by Theresa Milstein
I turn from the television and glance at the clock.
I have thirty minutes.
One more show.
The TBS channel runs a steady stream of nostalgia: I Dream of Jeanie, Bewitched, Leave it to Beaver, The Andy Griffith Show, The Brady Bunch. All before my time, though technically I watched them in reruns as a kid, so they’re a part of my childhood too. Adults look back at their favorite shows, and long for those better times. But were they really anyone’s good times?
A coffee commercial.
I need coffee.
I’ll grab some on the way.

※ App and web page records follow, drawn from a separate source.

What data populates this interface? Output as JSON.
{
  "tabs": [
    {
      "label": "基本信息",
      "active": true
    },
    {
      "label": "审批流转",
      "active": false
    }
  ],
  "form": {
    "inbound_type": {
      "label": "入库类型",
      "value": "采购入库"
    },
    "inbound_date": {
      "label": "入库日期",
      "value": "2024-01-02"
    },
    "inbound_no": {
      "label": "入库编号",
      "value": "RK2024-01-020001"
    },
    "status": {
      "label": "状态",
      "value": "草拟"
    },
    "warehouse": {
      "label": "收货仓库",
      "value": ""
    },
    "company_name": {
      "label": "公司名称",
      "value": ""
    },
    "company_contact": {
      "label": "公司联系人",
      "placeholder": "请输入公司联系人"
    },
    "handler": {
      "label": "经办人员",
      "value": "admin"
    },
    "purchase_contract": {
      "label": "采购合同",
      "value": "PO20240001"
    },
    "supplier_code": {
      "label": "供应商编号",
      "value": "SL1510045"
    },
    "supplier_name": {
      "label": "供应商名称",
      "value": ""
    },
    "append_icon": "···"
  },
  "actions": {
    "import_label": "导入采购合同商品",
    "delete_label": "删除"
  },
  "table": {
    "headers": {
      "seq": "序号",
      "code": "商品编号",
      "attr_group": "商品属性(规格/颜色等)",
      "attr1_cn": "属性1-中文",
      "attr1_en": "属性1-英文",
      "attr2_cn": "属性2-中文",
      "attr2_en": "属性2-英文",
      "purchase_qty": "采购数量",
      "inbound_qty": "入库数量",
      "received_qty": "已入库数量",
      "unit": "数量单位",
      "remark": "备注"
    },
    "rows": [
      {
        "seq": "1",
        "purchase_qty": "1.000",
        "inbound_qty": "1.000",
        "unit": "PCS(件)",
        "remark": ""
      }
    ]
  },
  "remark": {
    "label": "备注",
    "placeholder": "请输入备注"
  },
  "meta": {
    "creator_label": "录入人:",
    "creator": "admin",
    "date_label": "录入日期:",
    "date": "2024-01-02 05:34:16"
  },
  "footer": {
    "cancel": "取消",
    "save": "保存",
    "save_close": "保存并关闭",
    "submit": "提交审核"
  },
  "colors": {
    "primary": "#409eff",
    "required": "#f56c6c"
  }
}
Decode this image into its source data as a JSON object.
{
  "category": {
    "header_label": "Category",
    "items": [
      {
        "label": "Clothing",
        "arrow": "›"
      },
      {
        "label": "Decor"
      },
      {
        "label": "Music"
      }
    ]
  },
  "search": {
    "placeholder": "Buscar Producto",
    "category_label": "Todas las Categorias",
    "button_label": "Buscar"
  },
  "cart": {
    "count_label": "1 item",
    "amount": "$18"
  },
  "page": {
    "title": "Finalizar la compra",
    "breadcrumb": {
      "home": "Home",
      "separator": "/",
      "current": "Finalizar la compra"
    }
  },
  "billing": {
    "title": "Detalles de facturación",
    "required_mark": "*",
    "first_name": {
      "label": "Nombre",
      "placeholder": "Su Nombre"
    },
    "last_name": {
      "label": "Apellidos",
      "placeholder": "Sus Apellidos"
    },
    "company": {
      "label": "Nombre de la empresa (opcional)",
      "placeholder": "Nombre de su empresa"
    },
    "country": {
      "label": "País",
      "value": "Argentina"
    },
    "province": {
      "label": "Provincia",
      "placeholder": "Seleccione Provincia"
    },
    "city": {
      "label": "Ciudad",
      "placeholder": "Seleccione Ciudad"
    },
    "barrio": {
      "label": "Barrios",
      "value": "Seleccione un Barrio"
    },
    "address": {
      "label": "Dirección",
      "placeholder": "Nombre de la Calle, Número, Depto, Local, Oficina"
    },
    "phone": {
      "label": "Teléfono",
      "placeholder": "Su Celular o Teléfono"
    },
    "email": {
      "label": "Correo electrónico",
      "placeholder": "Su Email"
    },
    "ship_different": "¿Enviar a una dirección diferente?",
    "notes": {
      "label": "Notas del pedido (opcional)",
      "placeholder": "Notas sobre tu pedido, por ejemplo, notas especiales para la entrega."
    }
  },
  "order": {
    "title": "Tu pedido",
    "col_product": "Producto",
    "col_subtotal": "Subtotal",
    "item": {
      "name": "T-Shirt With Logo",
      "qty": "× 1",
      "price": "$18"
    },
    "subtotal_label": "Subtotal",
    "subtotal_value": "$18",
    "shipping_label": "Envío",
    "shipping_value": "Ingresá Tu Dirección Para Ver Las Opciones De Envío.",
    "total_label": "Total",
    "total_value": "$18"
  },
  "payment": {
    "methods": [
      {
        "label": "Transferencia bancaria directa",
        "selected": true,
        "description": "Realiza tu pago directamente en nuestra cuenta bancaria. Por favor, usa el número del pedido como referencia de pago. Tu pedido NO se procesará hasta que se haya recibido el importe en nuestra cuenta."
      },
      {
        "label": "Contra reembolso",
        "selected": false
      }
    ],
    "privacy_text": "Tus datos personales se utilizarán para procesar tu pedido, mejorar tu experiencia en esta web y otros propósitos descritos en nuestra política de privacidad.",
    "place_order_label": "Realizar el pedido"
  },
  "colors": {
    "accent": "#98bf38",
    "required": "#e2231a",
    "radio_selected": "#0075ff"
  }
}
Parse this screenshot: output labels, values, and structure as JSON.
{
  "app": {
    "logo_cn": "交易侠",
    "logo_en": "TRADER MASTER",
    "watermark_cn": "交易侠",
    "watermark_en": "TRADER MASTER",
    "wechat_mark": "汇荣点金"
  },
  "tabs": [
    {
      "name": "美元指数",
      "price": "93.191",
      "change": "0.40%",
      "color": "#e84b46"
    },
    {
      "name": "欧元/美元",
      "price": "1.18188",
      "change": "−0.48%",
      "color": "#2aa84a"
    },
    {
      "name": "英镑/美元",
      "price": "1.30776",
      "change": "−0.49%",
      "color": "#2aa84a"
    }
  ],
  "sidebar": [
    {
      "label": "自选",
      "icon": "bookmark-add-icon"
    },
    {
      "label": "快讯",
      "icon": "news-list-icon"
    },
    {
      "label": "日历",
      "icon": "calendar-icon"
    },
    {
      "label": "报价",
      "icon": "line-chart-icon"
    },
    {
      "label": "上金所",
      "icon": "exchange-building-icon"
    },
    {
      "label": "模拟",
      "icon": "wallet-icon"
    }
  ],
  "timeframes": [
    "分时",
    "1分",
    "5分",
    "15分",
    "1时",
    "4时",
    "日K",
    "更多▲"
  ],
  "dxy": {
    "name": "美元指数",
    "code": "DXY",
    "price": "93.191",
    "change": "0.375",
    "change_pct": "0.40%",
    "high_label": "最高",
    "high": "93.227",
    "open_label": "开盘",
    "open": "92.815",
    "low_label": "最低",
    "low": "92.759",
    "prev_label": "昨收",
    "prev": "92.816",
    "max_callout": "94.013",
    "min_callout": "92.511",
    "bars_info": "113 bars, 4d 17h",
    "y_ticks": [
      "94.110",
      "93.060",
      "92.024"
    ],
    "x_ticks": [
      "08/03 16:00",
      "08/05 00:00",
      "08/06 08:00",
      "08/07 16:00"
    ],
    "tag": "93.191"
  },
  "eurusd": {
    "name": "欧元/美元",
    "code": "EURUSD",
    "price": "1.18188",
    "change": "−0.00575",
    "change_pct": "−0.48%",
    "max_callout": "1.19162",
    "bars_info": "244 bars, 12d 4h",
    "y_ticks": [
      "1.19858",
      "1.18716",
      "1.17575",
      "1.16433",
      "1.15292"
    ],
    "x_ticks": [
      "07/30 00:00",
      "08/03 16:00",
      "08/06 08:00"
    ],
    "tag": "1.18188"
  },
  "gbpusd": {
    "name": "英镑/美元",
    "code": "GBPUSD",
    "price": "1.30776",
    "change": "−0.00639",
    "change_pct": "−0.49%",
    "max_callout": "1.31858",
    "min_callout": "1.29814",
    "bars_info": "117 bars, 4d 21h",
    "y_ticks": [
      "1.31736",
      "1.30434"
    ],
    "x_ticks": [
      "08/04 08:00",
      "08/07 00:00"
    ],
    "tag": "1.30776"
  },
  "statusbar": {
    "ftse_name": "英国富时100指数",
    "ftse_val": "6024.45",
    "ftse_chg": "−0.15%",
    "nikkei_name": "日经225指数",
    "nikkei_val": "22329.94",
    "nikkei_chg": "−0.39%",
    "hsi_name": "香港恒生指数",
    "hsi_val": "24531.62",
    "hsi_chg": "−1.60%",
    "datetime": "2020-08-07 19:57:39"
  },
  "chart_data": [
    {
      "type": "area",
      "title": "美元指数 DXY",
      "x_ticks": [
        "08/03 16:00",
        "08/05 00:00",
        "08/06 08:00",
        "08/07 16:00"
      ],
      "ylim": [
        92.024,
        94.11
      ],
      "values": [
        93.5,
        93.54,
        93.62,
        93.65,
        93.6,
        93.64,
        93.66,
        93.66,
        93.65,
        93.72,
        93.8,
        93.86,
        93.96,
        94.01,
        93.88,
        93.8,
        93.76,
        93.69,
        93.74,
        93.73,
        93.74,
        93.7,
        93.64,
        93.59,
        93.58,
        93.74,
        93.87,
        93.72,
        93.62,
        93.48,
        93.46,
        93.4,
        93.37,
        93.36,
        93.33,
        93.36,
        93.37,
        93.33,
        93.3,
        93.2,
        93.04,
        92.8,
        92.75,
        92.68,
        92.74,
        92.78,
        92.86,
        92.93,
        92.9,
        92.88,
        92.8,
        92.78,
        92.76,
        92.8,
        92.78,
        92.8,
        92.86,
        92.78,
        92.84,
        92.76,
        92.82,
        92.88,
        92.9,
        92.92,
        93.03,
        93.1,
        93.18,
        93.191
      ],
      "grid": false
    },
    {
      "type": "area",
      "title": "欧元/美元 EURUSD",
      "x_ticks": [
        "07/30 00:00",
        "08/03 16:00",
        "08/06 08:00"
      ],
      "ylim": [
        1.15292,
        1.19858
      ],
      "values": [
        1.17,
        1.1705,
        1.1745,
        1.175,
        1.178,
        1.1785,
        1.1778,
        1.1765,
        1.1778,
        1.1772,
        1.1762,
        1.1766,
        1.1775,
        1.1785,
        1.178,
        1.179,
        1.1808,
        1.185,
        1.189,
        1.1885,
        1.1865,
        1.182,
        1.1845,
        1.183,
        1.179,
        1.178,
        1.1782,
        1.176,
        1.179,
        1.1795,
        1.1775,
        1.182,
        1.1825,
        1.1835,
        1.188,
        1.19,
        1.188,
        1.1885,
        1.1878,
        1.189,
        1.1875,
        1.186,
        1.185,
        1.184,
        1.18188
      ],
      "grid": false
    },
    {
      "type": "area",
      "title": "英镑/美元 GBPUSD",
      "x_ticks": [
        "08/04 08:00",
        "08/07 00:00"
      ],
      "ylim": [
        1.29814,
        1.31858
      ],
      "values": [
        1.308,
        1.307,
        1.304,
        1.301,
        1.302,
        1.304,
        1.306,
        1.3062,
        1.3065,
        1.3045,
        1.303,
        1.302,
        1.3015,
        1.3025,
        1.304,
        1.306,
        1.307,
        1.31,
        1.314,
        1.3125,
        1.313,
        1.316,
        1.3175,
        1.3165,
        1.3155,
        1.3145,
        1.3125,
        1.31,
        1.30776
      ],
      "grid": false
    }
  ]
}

Yesterday, I went to my English 101 class for nothing. It’s the third time we’ve been stood up. This time the professor collapsed in the parking lot. He’s got emphysema. The old man’s so addicted to cigarettes that he smokes a fake one during class. When doesn’t collapse, that is. Assistant professors get only ten minutes before we’re allowed to leave. Because he’s a full professor, we have to wait twenty minutes to see if he shows up. Thirty minutes to commute plus ten minutes to park and walk, plus twenty minutes to wait, times two equals… a big waste of time. I should quit smoking.
I have twelve minutes.
What show’s up next?
I won’t get to watch it anyway. This morning I have math lecture. Not that there’s any point in sitting through it. I’ll be lost among the hundreds staring at the small man on stage. The only “help” comes from a recent Chinese immigrant who teaches my recitation. He stares inches from the board while he solves problems and whispers in a thick accent. When we ask him to slow down and speak up, he speeds up. What does he have to be nervous about? I’m the one failing math.
I’ll sit through these commercials before the next show.
Then I’ll go.
Science is no better than math. On the first day, the old man on the stage told us, “I have tenure. This means I can f*ck a chicken on the stage and they can’t fire me.” I’d like to see him do that. I’d get more out of the class. On that first day, he also told us, “Look at the student to your left. Look at the student to your right. By the end of your freshman year, both of them will be gone.” I thought that seemed like a high dropout rate. But each week there are fewer of us.
I like this Bewitched episode.
Even though the “bad” cousin has brown hair like me.
Bad brunette twin on I Dream of Jeannie too.
At least the History professor’s class is accessible and interesting. Just like English, his class is in a regular room too. He sees our potential. The first day he said, “This is 13th and 14th grade. It’s your second chance.” He always tells us we can make something of ourselves. While his pep talks are inspiring, in some ways I feel worse. When I applied, I thought the place was a prestigious alternative to a community college. Instead I’m the family black sheep at a former agricultural college. That’s irony, right?
If I leave now and there’s no traffic, I can still make it.
I pull out a cigarette.
If trouble didn’t show up on Bewitched, Samantha would be bored. Why doesn’t she have a job all those episodes before she has the baby? It’s weird that all the women on these shows are stay-at-home moms. When I was a kid, most of the moms I knew stayed home. Now they’re all divorcing and working at garbage jobs, like my mother. That won’t be me. When my parents’ divorce finally goes through, my dad, sister and I will flee this hellhole. Then I can concentrate on homework without her screaming.
I don’t get why Samantha isn’t allowed to use her powers.
Jeannie isn’t either.
Who wouldn’t perform magic to make their lives better?
In real life, we can’t improve our destinies with a twitch or a blink. Life just keeps moving on and making demands, even if we’re not ready. I’m eighteen, and I already have regrets. In high school, I free time working or hanging with friends without a plan for life afterwards. Now I’m stuck. Most of those friends have gone away to college where they have new friends, new opportunities. I’ve been left behind.
I glance at the clock.
It’s too late to make it now.
One more show.